If you have ever worked for a manager who is quick to change their mind or are hard to pin down, you probably weren’t too surprised to learn that former FBI director James Comey had been writing notes after his discussions with President Donald Trump.
“If you suspect something might be up with your company or if you have a bumpy relationship with your boss, it’s a good idea to take notes during meetings,” says Nancy Halpern, principal at KNH Associates. And, if it’s awkward to take notes because the meeting was a hallway discussion or a one-on-one over lunch, spend a few minutes afterward writing down what happened. Then send those notes to your home email address because, if you’re let go from your job, you probably won’t have access to your office or work email to collect your files, Halpern says.
While most employees think of contemporaneous notes as a means for covering your tracks with management, they can also help improve your performance by keeping you focused and accountable.
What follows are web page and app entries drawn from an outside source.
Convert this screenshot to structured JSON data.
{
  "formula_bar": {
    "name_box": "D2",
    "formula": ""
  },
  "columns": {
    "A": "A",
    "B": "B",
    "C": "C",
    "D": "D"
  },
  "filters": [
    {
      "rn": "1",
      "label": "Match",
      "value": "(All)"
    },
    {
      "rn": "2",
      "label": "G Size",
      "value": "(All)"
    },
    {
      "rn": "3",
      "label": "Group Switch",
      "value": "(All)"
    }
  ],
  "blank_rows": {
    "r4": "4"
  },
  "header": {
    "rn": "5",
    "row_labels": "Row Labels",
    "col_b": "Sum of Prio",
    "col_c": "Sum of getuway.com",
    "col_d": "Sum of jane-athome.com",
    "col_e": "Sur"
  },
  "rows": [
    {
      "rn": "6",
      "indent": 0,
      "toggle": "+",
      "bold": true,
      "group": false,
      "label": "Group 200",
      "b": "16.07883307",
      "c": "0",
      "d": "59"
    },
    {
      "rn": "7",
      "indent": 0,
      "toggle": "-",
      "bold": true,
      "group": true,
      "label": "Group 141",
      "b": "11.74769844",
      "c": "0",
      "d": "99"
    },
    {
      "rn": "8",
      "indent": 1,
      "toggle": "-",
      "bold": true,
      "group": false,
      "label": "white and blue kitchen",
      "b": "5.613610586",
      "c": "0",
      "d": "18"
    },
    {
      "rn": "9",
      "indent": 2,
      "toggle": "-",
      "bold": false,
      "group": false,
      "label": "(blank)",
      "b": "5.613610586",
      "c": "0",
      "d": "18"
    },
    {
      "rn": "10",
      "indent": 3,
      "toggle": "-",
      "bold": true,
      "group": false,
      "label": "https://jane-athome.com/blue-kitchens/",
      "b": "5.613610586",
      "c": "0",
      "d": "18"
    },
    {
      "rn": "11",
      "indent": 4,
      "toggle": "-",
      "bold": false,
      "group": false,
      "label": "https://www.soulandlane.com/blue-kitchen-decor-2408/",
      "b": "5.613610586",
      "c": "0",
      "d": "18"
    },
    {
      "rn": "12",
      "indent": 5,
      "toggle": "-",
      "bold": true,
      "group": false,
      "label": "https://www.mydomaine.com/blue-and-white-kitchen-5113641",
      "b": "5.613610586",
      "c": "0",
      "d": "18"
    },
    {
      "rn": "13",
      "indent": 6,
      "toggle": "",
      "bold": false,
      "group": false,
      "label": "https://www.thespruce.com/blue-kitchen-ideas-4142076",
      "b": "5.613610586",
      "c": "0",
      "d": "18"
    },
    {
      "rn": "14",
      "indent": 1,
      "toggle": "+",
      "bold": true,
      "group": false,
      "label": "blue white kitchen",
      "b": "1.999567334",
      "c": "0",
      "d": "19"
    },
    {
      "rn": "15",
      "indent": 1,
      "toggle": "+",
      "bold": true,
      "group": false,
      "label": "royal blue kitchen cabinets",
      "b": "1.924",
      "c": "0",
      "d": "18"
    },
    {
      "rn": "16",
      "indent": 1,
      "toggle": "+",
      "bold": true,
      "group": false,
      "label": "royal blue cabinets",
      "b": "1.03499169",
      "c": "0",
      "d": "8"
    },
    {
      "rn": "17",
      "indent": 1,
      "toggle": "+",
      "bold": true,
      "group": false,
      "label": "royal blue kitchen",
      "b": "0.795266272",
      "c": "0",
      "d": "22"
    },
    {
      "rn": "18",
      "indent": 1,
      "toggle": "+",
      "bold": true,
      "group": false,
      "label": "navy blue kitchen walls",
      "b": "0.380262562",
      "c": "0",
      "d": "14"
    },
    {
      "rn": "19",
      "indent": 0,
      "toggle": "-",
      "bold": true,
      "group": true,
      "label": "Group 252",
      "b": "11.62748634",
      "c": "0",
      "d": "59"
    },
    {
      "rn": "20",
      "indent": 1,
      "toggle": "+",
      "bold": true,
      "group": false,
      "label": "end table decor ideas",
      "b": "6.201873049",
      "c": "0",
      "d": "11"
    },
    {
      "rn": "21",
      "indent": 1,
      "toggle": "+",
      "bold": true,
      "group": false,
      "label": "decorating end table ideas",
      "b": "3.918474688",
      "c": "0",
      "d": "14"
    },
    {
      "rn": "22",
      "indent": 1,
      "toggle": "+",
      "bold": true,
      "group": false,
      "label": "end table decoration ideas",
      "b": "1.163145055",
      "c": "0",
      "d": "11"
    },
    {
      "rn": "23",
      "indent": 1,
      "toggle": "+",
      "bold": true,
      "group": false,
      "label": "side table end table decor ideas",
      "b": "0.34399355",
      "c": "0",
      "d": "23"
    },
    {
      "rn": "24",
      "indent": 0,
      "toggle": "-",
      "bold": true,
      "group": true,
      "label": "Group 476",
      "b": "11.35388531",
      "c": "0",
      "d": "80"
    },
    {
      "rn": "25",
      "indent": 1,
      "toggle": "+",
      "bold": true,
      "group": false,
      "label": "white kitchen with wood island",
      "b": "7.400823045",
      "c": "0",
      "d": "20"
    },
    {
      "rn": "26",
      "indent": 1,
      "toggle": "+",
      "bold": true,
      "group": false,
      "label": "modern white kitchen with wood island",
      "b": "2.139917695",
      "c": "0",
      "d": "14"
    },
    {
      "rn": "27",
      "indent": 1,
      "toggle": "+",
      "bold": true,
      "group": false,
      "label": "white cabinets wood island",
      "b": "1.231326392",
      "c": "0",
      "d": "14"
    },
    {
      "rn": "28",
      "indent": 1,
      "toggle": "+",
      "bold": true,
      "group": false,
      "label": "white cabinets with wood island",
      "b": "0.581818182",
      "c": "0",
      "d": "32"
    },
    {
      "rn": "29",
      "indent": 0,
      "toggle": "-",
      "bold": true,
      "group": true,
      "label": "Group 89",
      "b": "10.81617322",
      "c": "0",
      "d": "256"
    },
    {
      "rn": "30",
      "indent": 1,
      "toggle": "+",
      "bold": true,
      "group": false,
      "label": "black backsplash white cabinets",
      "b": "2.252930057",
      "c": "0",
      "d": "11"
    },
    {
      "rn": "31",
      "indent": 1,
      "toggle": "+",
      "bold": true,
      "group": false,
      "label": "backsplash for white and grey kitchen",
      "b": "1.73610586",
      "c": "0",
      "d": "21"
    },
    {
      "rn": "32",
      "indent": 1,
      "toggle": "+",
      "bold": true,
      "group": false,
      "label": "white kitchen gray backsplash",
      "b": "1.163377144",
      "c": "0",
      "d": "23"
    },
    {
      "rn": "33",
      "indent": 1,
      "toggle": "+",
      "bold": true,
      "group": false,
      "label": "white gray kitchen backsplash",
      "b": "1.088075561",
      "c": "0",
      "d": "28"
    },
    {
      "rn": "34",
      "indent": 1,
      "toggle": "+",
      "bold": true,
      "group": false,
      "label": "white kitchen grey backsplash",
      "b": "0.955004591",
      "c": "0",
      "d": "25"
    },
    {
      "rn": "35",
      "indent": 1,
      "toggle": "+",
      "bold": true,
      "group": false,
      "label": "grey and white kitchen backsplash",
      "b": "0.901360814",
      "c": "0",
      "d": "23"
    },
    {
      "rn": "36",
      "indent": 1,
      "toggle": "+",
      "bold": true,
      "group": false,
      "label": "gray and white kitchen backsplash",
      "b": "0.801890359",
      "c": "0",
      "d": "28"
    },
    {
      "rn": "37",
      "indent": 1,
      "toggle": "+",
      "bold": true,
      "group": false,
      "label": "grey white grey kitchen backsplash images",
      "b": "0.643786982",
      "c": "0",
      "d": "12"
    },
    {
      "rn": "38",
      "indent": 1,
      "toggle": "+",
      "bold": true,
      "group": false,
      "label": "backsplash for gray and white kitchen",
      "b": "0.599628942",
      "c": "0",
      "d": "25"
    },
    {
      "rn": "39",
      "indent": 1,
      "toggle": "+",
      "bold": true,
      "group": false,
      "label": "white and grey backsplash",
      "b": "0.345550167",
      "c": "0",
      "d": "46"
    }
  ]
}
Here, six job coaches outline how to use notes to advance your career.
State The Facts
Your notes should include the date and time of the meeting and whether it was the weekly staff meeting, a one-on-one meeting, or a hallway conversation, Halpern says. Simply state what was agreed to, next steps, and who is accountable for each action item. You don’t need to include a minute-by-minute account of who said what. “If you just include facts, it’s much harder to refute it,” she says.
Get Buy-In From Your Boss
Employees with challenging bosses should make it a habit to email their manager a recap of their meeting to confirm assignments and deadlines. “You want to make sure the points you think are important, and your boss also thinks are important,” says Tracey Gritz, productivity expert and owner of The Efficient Office.
Because managers don’t always respond to email, consider sharing your notes at the end of your meeting. “I will turn around my notepad and show my boss what I heard,” says Melissa Hook Shahbazian, an innovation coach and graphic facilitator at Lime. Point to your notes and ask, “Did I hear this correctly? Is this the amount of detail you want me to include in the report?” she says. “This acknowledges that you heard that person and it shows that person you are dedicated to understanding his or her meaning.”
Gain Clarity When Priorities Shift
When your boss moves up a deadline or changes his mind about what to include in a report, it’s tempting to pull out your notes and exclaim, “But that’s not what you said on January 3.” Job coaches agree that’s not a wise career move. The purpose of the notes isn’t to prove that your boss likes to contradict himself but to gain clarity about an assignment without sounding defensive. “It’s not about playing gotcha,” says Caroline Stokes, a certified executive coach and founder of Forward.
Don’t take the change in direction personally or look at it as criticism, Gritz says. Instead ask questions to get a deeper understanding about why your boss changed her mind but be careful not to sound defensive or angry. Stokes recommends asking, “Do you remember when we spoke on May 1? Can you help me understand how we got from that point to this point?”
Another way to approach your boss about a change in direction is to acknowledge there has been a shift, confirm the change, and then add that you will need to realign your priorities to meet the new deadline, Halpern says. She suggests telling your boss, “If you’re saying the deadline is now June 5, I understand that the priority has changed, but, if I’m going to meet that deadline, I will need to let the due date for one of my other assignments shift.”
Remind Others Of Their Commitment
If you’re waiting for your boss or a coworker to provide critical information for your report and the deadline is fast approaching, you can use your notes as a gentle reminder, says Tracey Adams, founder of ThriveOn Seminars. Email them your meeting notes with a message stating, “I want to recap what we agreed to at our meeting and make sure we’re still on the same page.”
Contemporaneous notes can keep an entire team on track by reminding staff about the history and evolution of a project, says executive coach Danielle Beauparlant Moser, principal and practice leader at BLT Careers. Being able to provide context about a long-term assignment is great way to increase your perceived power at work, Halpern says. “You will know what happened while everyone else will just remember it.”